Rural Alaska Utility Study
Rural Alaska is exposed to the highest electricity costs in the United States. Nearly 200 communities predominantly rely on expensive and unpredictably-priced diesel fuel for almost all electricity generation. Demand-side resources, including energy efficiency, and renewable sources of electricity appear to be viable options in many communities, but these resources are under-utilized.
A number of earlier initiatives have lowered electricity prices for rural Alaska residents. The Power Cost Equalization (PCE) mechanism and Fund were intended to shield rural customers from high electricity costs through support to qualifying utilities. The PCE is further augmented by efforts of various organizations (e.g., Alaska Energy Authority) to facilitate long-term planning, provide community grants, offer low-cost financing, and provide training and technical assistance to rural utilities. However, even with this assistance, average rural electricity bills remain higher than urban and rail belt regions of Alaska and typically every other state in the U.S. There may be substantial opportunities for rural Alaska communities to lower electricity costs through strategic and coordinated investments in energy efficiency, distribution plants, and generation.
Responding to the Challenge
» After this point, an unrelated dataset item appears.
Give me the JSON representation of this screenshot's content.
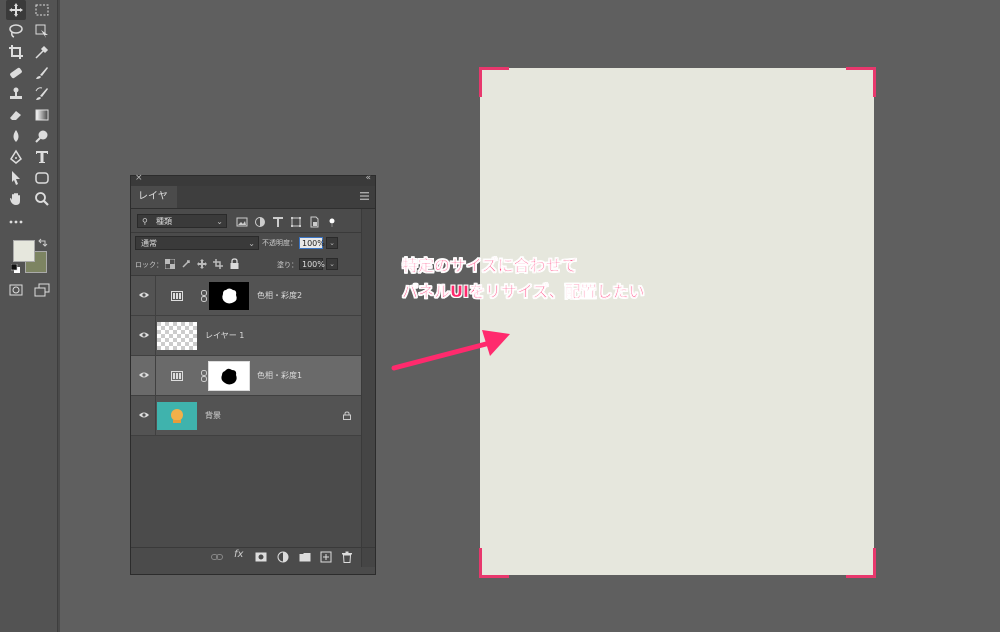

The U.S. Department of Energy (DOE) Office of Indian Energy Policy and Programs is partnering with the Regulatory Assistance Project (RAP) and Lawrence Berkeley National Laboratory (LBNL) to assist local utilities and policymakers identify new (or improvements to existing) programs intended to lower the economic cost of meeting rural Alaska’s electricity needs.
At the highest level, the RAP team will conduct a comprehensive review of (1) existing challenges, (2) progress advancing the policies and recommendations identified in earlier reviews, and (3) current utility operational practices.
The RAP team, with assistance from the U.S. DOE and LBNL, will focus initial efforts on reviewing and identifying the following:
- Status, intent, and past performance of statewide grant and support initiatives;
- Long-term planning practices (local, regional, statewide);
- Resource selection criteria—including the consideration of renewable electricity resources and demand-side options;
- Requirements and capabilities of utility staff to manage changing technology;
- Opportunities for joint-action initiatives, sources of low-cost capital, and coordinated resource investments;
- Opportunities for strengthening investments in low-cost energy efficiency;
- Ways to strengthen and streamline project-related grant assistance;
- Other strategies and successful practices already occurring in rural Alaska communities; and
- Options for using more local renewable energy resources.
Interested in More Information?
Over the next year, we will facilitate discussions with community members, utility employees, customers, researchers, institutions, service providers and policymakers interested in lowering costs of electricity in rural Alaska. Contact Riley Allen (802-498-0713) for more information or to schedule a discussion about your community.